» Task to carry out
Go through the entries below. Copy out every line that contains "title".

» Excerpted records
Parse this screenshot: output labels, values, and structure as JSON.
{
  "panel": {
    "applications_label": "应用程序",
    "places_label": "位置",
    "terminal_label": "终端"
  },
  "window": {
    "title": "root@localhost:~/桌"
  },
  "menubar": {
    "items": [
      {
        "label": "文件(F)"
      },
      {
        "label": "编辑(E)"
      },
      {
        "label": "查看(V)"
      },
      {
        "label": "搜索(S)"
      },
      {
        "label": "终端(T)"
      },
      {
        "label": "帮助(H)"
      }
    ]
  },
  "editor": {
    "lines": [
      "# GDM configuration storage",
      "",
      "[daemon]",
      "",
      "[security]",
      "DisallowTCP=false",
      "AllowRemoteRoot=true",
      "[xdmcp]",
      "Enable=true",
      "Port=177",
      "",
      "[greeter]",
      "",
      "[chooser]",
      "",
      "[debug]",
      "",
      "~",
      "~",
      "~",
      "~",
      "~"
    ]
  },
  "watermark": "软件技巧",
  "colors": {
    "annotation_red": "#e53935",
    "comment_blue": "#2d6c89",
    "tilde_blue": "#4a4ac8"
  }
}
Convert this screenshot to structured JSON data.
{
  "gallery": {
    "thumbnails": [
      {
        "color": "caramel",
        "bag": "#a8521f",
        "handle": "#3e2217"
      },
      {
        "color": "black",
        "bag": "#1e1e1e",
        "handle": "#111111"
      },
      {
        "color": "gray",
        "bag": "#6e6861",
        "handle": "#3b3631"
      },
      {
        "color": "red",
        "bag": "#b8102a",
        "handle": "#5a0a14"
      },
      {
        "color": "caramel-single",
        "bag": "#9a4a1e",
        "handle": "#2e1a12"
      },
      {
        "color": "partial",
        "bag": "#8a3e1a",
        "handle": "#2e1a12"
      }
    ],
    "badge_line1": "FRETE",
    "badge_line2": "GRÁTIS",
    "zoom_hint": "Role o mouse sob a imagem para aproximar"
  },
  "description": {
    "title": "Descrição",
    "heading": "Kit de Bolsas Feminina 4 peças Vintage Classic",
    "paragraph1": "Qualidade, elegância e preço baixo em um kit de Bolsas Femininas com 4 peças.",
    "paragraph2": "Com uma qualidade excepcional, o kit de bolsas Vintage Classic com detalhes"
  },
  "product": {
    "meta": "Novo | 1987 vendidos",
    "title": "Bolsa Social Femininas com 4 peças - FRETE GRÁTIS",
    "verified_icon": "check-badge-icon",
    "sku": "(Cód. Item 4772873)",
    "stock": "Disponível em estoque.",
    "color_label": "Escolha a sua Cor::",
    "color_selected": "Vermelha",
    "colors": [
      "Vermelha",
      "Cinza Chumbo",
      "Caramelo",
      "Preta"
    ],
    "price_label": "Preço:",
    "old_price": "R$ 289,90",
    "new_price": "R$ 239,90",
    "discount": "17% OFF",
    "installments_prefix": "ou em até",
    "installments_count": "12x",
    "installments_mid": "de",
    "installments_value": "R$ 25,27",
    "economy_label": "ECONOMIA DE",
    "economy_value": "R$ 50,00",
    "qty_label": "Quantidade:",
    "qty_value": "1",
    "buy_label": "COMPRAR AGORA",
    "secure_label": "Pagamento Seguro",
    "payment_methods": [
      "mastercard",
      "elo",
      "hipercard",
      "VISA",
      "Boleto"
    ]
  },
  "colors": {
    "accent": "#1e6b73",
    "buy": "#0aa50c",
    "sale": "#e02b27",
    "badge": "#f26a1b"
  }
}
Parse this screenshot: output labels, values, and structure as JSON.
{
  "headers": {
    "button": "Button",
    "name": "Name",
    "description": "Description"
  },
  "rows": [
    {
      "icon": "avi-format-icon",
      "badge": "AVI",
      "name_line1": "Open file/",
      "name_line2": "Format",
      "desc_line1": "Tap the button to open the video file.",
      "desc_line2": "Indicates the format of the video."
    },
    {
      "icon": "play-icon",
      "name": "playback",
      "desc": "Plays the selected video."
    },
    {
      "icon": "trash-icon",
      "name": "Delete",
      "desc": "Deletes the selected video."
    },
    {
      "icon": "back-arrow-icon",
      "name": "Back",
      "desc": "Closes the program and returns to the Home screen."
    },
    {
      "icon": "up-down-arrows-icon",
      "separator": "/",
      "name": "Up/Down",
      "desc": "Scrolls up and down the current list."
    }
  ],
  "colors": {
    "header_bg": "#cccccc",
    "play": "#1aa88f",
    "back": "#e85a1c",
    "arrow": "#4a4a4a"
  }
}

» Your solution
    "title": "root@localhost:~/桌"
    "title": "Descrição",
    "title": "Bolsa Social Femininas com 4 peças - FRETE GRÁTIS",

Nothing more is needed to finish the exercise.